The full paper is currently under preparation.

Cowpea and maize grain yields significantly differed (P<0.001) among cropping patterns, soil fertility level and sites (Figure 1). Grain yields of sole cowpea and maize were significantly larger, as compared to the intercrop grain yields.

Figure 1. Cowpea and maize grain yields as affected by spatial plant arrangement and soil fertility level in 2013 in Kpataribogu and Bundunia. The error bars show the standard error of difference between means (SED)

Land size for each intercrop was half the size of land used for each sole crop. Therefore, comparing 50% of each sole crop yield to the respective intercrop yield means comparing equivalent size of land for intercrops and sole crops. The results showed that cowpea and maize intercrop grain yields were significantly higher, as compared with 50% of the sole cowpea and maize yields, respectively. Hence, the results indicated that more land will be required by each sole crop to produce the same grain yield as the intercrops.

The within-row intercrops provided significantly greater grain yield than the 1 to 1 and 2 to 2 distinct row intercrops, both of which did not differ significantly. Cowpea grain yield was significantly larger in Bundunia, while maize grain yield was significantly greater in Kpataribogu. Maize and cowpea grain yields declined with soil fertility level. The high fertility fields significantly (P<0.001) provided larger grain yields than the low fertility fields. The proportion of N derived from N2-fixation (%Ndfa) generally did not differ between intercrop and sole crop (Table 1).

However, the sole cowpea yielded significantly higher amount of N2 fixed than the intercrops, due to larger amount of above ground biomass produced. The low fertility field mostly provided a significantly larger %Ndfa than the high fertility field, but only at Bundunia. However, the amount of N2 fixed was significantly larger (P<0.001) in the high fertility field than the low fertility field due to larger amount of above ground biomass produced. The %Ndfa and amount of N2 fixed were significantly (P<0.001) larger at Bundunia, as compared to Kpataribogu.

The results showed that intercropping improved the efficiency and productivity of the prevailing land to provide food. The within-row intercrop pattern seemed to be the more efficient and productive system. The distinct row intercrop patterns were also beneficial, as compared to sole crops. Low soil fertility enhanced the proportion of N derived from N2-fixation. However, good soil fertility is required for increased biomass production and ultimately higher amount of N2 fixed.

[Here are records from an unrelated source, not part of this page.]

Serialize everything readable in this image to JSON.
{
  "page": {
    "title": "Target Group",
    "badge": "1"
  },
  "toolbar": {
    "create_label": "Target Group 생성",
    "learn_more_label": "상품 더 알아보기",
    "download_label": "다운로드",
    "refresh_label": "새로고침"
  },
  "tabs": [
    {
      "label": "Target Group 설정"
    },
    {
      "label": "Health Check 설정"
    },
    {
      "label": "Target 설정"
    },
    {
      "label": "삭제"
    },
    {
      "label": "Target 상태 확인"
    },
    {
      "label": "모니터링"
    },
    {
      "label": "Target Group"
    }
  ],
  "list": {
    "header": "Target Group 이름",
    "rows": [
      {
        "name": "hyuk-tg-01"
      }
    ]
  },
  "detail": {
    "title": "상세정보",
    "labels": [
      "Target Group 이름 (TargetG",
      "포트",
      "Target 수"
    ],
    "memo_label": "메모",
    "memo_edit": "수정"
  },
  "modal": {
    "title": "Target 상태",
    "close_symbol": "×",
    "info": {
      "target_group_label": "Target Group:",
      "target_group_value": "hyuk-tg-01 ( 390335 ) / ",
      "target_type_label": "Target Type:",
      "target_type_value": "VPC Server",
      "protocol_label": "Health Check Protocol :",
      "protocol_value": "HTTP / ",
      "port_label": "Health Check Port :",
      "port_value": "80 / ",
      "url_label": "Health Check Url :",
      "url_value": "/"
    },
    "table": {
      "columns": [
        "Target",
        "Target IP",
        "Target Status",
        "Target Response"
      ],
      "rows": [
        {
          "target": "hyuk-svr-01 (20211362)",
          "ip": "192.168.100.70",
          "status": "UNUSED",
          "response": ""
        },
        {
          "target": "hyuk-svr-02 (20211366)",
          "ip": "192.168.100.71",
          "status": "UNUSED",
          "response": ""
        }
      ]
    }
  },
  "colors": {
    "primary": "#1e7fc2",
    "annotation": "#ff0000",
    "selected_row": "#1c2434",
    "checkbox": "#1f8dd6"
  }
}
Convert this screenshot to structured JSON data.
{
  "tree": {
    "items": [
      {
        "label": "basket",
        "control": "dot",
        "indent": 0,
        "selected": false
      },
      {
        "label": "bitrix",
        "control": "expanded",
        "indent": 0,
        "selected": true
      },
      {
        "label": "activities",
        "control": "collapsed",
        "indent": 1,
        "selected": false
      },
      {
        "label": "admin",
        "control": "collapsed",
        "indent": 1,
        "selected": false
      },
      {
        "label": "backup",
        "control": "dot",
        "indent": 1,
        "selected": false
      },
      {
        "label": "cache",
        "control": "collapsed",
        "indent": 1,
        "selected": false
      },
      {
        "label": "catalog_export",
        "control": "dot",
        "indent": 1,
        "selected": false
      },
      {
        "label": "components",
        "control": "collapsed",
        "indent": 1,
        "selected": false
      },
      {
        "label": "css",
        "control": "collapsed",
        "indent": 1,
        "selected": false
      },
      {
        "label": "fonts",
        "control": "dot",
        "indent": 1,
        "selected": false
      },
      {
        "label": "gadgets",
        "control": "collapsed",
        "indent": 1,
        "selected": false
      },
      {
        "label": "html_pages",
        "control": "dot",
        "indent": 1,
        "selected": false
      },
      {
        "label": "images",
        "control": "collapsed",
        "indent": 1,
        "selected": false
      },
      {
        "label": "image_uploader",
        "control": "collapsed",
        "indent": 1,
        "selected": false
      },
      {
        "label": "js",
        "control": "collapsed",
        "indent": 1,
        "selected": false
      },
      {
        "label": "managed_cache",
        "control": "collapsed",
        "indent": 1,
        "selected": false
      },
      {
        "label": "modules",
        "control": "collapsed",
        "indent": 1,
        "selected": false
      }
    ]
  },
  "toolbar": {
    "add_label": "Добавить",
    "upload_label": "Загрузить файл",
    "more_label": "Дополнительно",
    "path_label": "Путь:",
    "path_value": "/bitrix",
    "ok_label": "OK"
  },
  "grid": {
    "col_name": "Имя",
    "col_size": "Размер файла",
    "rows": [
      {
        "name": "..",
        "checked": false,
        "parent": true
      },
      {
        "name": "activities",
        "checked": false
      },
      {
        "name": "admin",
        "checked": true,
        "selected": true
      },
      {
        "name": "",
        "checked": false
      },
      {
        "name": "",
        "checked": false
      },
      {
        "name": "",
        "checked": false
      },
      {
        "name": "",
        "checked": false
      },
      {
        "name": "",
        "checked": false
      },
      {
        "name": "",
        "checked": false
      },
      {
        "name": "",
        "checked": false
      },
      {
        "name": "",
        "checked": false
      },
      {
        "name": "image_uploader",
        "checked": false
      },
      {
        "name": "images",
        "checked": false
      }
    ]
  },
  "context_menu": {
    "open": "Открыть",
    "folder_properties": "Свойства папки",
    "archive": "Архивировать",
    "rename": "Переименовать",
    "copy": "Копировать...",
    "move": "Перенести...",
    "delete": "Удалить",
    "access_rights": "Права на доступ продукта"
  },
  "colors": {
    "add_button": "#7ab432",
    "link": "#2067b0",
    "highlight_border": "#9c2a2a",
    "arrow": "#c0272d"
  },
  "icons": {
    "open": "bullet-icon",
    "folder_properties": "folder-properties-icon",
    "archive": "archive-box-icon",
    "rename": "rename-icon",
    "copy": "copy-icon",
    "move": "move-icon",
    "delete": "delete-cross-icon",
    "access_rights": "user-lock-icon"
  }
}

Michael Kermah, Wageningen University, The Netherlands (Click here for his 2015 update)